The professions included in the male emoji characters include actual jobs that require effort. The professions included imply that hard work and determination are an integral part of the male personality. Conversely, the female emojis reek of glamour and elegance, as if to suggest that all women lead easy lives. The female emojis do not account for the difficult and rigorous professions that many women hold. Unlike the fireman or the policeman, the princess and the bride do not suggest a life of hard work and stress. While the facial expression of the laborer emoticon conveys a serious and determined worker, the female flamenco dancer possesses an aura of ease, beauty, and grace. Not to discredit dancers and their profession in anyway, but this depiction does not provide an accurate representation of some of the jobs women can possess. These images provide further credence to the stereotype that “women (go) shopping while men (write) the checks.” Though it is obvious that this stereotype is highly inaccurate, the limited choice in female emojis serves to ingrain this warped ideology deeper into our society.
However, the desire to add more emojis that depict women in more varied professions does not suggest that we should rid of the existing emoticons. Every woman enjoys being pampered every once in a while and likes to be a princess for a day. But, these images should not define what a woman is or what a woman should be. Emojis were designed to be a fun and easy way to describe a person or situation without using text. But how are we expected to describe a businesswoman or a female engineer when the only option is a bride or a princess? Though women certainly deserve the respect that royalty receives, the emojis should more accurately reflect their amazing achievements.

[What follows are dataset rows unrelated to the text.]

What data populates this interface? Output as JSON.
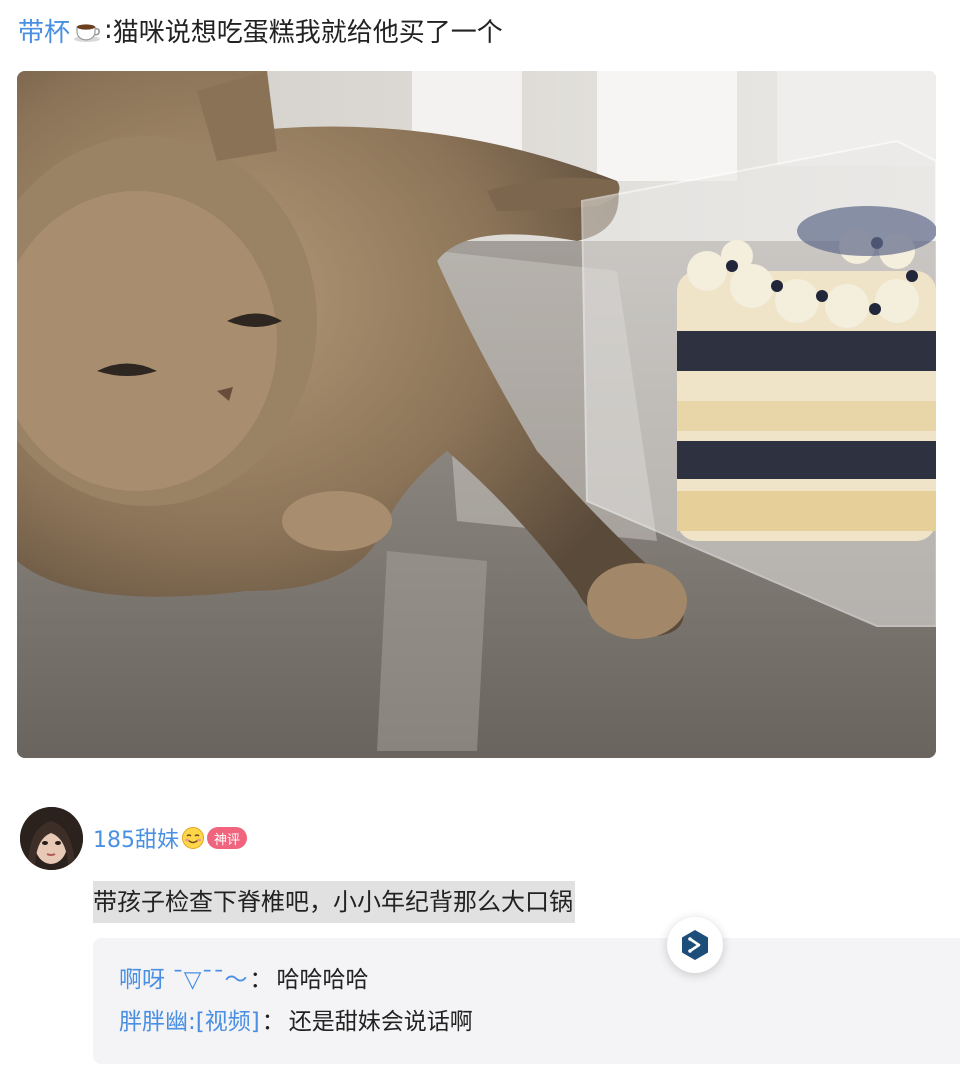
{
  "post": {
    "author": "带杯",
    "author_icon": "coffee-cup-icon",
    "separator": ":",
    "text": "猫咪说想吃蛋糕我就给他买了一个",
    "photo": "cat-with-cake-photo"
  },
  "comment": {
    "avatar": "user-avatar",
    "username": "185甜妹",
    "username_icon": "smiley-emoji-icon",
    "badge": "神评",
    "text": "带孩子检查下脊椎吧，小小年纪背那么大口锅"
  },
  "replies": [
    {
      "user": "啊呀 ˉ▽ˉˉ～",
      "separator": "：",
      "text": "哈哈哈哈"
    },
    {
      "user": "胖胖幽:[视频]",
      "separator": "：",
      "text": "还是甜妹会说话啊"
    }
  ],
  "float_button": {
    "icon": "share-hexagon-icon"
  },
  "colors": {
    "link_blue": "#4a90e2",
    "badge_pink": "#f0657d",
    "highlight_gray": "#e1e1e1",
    "reply_bg": "#f4f4f6",
    "button_icon": "#1d4e7a"
  }
}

Image credit: http://www.hercampus.com/school/u-mass-amherst/what-emojis-we-use-really-mean-told-gifs